[Collection entries]
=-=-=-=-=

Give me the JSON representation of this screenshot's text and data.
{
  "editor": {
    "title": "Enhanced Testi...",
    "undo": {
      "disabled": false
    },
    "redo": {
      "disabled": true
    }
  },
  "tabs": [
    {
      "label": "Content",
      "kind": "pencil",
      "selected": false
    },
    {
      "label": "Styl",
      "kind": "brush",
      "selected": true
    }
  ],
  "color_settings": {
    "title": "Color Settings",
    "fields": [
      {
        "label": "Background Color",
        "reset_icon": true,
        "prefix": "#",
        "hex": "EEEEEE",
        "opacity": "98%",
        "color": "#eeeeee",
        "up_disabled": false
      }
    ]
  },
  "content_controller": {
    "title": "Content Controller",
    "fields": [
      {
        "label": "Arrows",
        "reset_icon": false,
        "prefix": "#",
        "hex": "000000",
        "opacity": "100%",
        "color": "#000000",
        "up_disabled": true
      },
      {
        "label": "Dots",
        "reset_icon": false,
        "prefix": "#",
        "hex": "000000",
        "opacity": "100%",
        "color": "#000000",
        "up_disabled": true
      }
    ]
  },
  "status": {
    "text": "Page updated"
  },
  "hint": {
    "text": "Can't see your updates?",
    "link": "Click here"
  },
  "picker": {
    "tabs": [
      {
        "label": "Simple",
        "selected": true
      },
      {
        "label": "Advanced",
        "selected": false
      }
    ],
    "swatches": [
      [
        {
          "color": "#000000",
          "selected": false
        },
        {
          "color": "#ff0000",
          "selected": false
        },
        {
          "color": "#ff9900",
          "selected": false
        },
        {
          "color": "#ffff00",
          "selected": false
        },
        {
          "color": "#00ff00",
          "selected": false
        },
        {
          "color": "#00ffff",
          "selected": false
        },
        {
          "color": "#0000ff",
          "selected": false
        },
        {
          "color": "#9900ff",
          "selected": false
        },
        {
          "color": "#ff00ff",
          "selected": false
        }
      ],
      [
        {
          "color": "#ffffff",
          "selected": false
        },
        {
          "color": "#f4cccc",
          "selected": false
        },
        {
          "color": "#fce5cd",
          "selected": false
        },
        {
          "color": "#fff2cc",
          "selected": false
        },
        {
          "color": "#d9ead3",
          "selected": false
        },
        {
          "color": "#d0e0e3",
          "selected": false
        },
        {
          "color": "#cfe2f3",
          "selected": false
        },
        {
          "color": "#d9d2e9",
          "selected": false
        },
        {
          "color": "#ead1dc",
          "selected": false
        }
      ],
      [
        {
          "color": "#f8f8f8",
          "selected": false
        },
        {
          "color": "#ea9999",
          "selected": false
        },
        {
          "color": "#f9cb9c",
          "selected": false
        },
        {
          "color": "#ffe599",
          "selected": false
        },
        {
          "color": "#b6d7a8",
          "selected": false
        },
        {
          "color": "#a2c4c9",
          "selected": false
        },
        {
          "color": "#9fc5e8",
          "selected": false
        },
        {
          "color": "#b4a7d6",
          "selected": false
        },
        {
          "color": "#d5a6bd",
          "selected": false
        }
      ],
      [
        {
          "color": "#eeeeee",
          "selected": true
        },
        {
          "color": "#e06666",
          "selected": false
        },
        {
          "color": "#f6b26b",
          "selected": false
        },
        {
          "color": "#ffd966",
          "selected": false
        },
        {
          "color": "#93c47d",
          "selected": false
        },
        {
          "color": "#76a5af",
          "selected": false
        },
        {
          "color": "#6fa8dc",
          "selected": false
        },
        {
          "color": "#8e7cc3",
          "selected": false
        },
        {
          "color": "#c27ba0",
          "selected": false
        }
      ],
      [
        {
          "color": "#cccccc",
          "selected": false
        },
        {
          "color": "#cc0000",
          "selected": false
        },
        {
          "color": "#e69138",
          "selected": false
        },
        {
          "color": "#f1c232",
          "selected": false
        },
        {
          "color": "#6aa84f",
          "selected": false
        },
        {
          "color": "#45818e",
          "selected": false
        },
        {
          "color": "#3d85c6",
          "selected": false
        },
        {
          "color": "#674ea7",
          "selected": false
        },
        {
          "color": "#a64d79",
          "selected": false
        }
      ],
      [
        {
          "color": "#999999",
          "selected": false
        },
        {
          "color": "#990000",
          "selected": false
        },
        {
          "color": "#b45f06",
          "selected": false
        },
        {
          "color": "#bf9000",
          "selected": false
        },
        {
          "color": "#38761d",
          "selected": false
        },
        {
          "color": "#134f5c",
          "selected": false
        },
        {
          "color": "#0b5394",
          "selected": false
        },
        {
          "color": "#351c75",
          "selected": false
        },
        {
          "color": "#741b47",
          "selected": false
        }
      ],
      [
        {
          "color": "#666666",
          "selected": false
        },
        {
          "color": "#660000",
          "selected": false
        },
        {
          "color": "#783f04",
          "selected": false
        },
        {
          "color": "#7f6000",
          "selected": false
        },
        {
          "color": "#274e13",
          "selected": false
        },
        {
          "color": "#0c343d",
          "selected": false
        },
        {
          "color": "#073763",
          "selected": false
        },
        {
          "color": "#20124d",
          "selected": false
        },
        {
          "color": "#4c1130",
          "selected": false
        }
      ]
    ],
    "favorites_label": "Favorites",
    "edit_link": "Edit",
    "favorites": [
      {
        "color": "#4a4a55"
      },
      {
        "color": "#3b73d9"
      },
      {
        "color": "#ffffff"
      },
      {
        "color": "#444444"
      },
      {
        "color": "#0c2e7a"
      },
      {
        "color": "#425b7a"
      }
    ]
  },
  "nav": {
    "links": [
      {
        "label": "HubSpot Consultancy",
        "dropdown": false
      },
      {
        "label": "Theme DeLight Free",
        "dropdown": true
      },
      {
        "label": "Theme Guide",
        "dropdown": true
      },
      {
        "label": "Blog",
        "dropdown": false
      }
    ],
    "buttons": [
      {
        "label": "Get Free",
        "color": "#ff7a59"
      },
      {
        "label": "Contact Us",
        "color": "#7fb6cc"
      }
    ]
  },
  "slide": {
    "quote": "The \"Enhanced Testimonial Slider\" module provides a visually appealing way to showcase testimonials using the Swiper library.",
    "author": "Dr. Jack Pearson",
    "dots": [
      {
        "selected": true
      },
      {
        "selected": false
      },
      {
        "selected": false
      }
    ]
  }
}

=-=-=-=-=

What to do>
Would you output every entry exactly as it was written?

Solution for this task>
Give me the JSON representation of this screenshot's text and data.
{
  "editor": {
    "title": "Enhanced Testi...",
    "undo": {
      "disabled": false
    },
    "redo": {
      "disabled": true
    }
  },
  "tabs": [
    {
      "label": "Content",
      "kind": "pencil",
      "selected": false
    },
    {
      "label": "Styl",
      "kind": "brush",
      "selected": true
    }
  ],
  "color_settings": {
    "title": "Color Settings",
    "fields": [
      {
        "label": "Background Color",
        "reset_icon": true,
        "prefix": "#",
        "hex": "EEEEEE",
        "opacity": "98%",
        "color": "#eeeeee",
        "up_disabled": false
      }
    ]
  },
  "content_controller": {
    "title": "Content Controller",
    "fields": [
      {
        "label": "Arrows",
        "reset_icon": false,
        "prefix": "#",
        "hex": "000000",
        "opacity": "100%",
        "color": "#000000",
        "up_disabled": true
      },
      {
        "label": "Dots",
        "reset_icon": false,
        "prefix": "#",
        "hex": "000000",
        "opacity": "100%",
        "color": "#000000",
        "up_disabled": true
      }
    ]
  },
  "status": {
    "text": "Page updated"
  },
  "hint": {
    "text": "Can't see your updates?",
    "link": "Click here"
  },
  "picker": {
    "tabs": [
      {
        "label": "Simple",
        "selected": true
      },
      {
        "label": "Advanced",
        "selected": false
      }
    ],
    "swatches": [
      [
        {
          "color": "#000000",
          "selected": false
        },
        {
          "color": "#ff0000",
          "selected": false
        },
        {
          "color": "#ff9900",
          "selected": false
        },
        {
          "color": "#ffff00",
          "selected": false
        },
        {
          "color": "#00ff00",
          "selected": false
        },
        {
          "color": "#00ffff",
          "selected": false
        },
        {
          "color": "#0000ff",
          "selected": false
        },
        {
          "color": "#9900ff",
          "selected": false
        },
        {
          "color": "#ff00ff",
          "selected": false
        }
      ],
      [
        {
          "color": "#ffffff",
          "selected": false
        },
        {
          "color": "#f4cccc",
          "selected": false
        },
        {
          "color": "#fce5cd",
          "selected": false
        },
        {
          "color": "#fff2cc",
          "selected": false
        },
        {
          "color": "#d9ead3",
          "selected": false
        },
        {
          "color": "#d0e0e3",
          "selected": false
        },
        {
          "color": "#cfe2f3",
          "selected": false
        },
        {
          "color": "#d9d2e9",
          "selected": false
        },
        {
          "color": "#ead1dc",
          "selected": false
        }
      ],
      [
        {
          "color": "#f8f8f8",
          "selected": false
        },
        {
          "color": "#ea9999",
          "selected": false
        },
        {
          "color": "#f9cb9c",
          "selected": false
        },
        {
          "color": "#ffe599",
          "selected": false
        },
        {
          "color": "#b6d7a8",
          "selected": false
        },
        {
          "color": "#a2c4c9",
          "selected": false
        },
        {
          "color": "#9fc5e8",
          "selected": false
        },
        {
          "color": "#b4a7d6",
          "selected": false
        },
        {
          "color": "#d5a6bd",
          "selected": false
        }
      ],
      [
        {
          "color": "#eeeeee",
          "selected": true
        },
        {
          "color": "#e06666",
          "selected": false
        },
        {
          "color": "#f6b26b",
          "selected": false
        },
        {
          "color": "#ffd966",
          "selected": false
        },
        {
          "color": "#93c47d",
          "selected": false
        },
        {
          "color": "#76a5af",
          "selected": false
        },
        {
          "color": "#6fa8dc",
          "selected": false
        },
        {
          "color": "#8e7cc3",
          "selected": false
        },
        {
          "color": "#c27ba0",
          "selected": false
        }
      ],
      [
        {
          "color": "#cccccc",
          "selected": false
        },
        {
          "color": "#cc0000",
          "selected": false
        },
        {
          "color": "#e69138",
          "selected": false
        },
        {
          "color": "#f1c232",
          "selected": false
        },
        {
          "color": "#6aa84f",
          "selected": false
        },
        {
          "color": "#45818e",
          "selected": false
        },
        {
          "color": "#3d85c6",
          "selected": false
        },
        {
          "color": "#674ea7",
          "selected": false
        },
        {
          "color": "#a64d79",
          "selected": false
        }
      ],
      [
        {
          "color": "#999999",
          "selected": false
        },
        {
          "color": "#990000",
          "selected": false
        },
        {
          "color": "#b45f06",
          "selected": false
        },
        {
          "color": "#bf9000",
          "selected": false
        },
        {
          "color": "#38761d",
          "selected": false
        },
        {
          "color": "#134f5c",
          "selected": false
        },
        {
          "color": "#0b5394",
          "selected": false
        },
        {
          "color": "#351c75",
          "selected": false
        },
        {
          "color": "#741b47",
          "selected": false
        }
      ],
      [
        {
          "color": "#666666",
          "selected": false
        },
        {
          "color": "#660000",
          "selected": false
        },
        {
          "color": "#783f04",
          "selected": false
        },
        {
          "color": "#7f6000",
          "selected": false
        },
        {
          "color": "#274e13",
          "selected": false
        },
        {
          "color": "#0c343d",
          "selected": false
        },
        {
          "color": "#073763",
          "selected": false
        },
        {
          "color": "#20124d",
          "selected": false
        },
        {
          "color": "#4c1130",
          "selected": false
        }
      ]
    ],
    "favorites_label": "Favorites",
    "edit_link": "Edit",
    "favorites": [
      {
        "color": "#4a4a55"
      },
      {
        "color": "#3b73d9"
      },
      {
        "color": "#ffffff"
      },
      {
        "color": "#444444"
      },
      {
        "color": "#0c2e7a"
      },
      {
        "color": "#425b7a"
      }
    ]
  },
  "nav": {
    "links": [
      {
        "label": "HubSpot Consultancy",
        "dropdown": false
      },
      {
        "label": "Theme DeLight Free",
        "dropdown": true
      },
      {
        "label": "Theme Guide",
        "dropdown": true
      },
      {
        "label": "Blog",
        "dropdown": false
      }
    ],
    "buttons": [
      {
        "label": "Get Free",
        "color": "#ff7a59"
      },
      {
        "label": "Contact Us",
        "color": "#7fb6cc"
      }
    ]
  },
  "slide": {
    "quote": "The \"Enhanced Testimonial Slider\" module provides a visually appealing way to showcase testimonials using the Swiper library.",
    "author": "Dr. Jack Pearson",
    "dots": [
      {
        "selected": true
      },
      {
        "selected": false
      },
      {
        "selected": false
      }
    ]
  }
}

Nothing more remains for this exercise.